## The first step when using photos in your computer graphics.

Real world photography is a fantastic and easy source of data in computer graphics and visual effects, be it for textures, backgrounds, or light maps. There is one complication that is very easy to overlook, and tricky to get right: linearity.

In real world light transport (and the simulated version of it in our various renderers) the math of light operates in a linear manner. That is, light source A with intensity 1 and light source B with intensity 1 will combine to intensity 2 (in whatever units those numbers are).

However, image capture and display devices do not work in a linear space. This is mostly historical, and maintained for backward compatibility for the content that has been produced in the past, but we must still deal with it to this day. In order to be immediately useful for 99% of cases, non-RAW image formats (as produced by your camera or the RAW converter) have the inverse curve already baked into the image so that they appear similar to the real world when viewed on a display.

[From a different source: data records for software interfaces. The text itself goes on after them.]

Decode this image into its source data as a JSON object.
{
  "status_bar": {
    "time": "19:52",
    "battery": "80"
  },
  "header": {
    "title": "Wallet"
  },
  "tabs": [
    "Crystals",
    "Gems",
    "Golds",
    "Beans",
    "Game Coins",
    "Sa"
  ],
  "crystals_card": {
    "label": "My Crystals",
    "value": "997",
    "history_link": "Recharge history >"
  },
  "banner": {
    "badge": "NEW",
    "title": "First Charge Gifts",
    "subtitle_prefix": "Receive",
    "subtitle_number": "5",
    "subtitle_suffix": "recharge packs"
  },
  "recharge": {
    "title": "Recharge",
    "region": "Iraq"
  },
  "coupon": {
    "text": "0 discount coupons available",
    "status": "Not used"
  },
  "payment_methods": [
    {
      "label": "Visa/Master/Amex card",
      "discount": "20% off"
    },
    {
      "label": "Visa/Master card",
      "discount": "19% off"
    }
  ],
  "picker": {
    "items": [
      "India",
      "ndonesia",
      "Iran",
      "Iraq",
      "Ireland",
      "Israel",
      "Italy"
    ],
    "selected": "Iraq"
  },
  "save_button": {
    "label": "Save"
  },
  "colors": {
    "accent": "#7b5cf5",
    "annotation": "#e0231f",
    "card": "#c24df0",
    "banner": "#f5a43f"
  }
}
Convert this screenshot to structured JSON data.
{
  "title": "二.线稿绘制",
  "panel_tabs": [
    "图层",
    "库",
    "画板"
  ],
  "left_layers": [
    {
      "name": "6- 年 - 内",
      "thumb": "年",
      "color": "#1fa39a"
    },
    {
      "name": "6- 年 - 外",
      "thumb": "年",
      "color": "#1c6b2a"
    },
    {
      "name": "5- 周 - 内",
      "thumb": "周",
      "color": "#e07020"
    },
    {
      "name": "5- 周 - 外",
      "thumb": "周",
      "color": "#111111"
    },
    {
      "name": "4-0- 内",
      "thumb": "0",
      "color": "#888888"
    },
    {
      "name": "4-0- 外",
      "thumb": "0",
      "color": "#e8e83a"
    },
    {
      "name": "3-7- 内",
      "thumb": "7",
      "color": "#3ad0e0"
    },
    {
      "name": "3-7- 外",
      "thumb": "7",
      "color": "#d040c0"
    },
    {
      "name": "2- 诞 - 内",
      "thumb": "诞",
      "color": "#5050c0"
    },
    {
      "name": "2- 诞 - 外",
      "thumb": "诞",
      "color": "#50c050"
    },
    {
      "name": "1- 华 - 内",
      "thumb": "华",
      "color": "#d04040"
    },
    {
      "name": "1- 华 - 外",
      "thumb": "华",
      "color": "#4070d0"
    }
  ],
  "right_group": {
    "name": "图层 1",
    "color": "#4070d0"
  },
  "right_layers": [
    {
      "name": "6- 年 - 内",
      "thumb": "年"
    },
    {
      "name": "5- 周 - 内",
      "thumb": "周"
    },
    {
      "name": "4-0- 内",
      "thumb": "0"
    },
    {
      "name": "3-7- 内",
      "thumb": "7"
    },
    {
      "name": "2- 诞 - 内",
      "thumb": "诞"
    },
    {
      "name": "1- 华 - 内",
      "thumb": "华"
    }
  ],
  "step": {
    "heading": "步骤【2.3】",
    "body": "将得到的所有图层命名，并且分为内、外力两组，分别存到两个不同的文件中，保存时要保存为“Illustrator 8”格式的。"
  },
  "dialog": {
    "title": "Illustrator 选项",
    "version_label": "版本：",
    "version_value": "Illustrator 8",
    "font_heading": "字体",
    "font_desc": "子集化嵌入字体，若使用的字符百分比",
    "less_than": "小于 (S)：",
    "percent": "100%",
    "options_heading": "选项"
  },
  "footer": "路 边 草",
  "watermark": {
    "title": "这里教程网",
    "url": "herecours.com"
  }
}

It is this curve that must not be applied in order for our photography to be representative of the world (as far as the math is concerned).

I won't get into what "gamma" means, or scene-referred vs. display-referred imagery, so for an in-depth look at linear workflows see Sony Pictures Imageworks' 2012 SIGGRAPH course nodes (PDF) and this FXGuide article.

So how do we get linear output from our DSLR?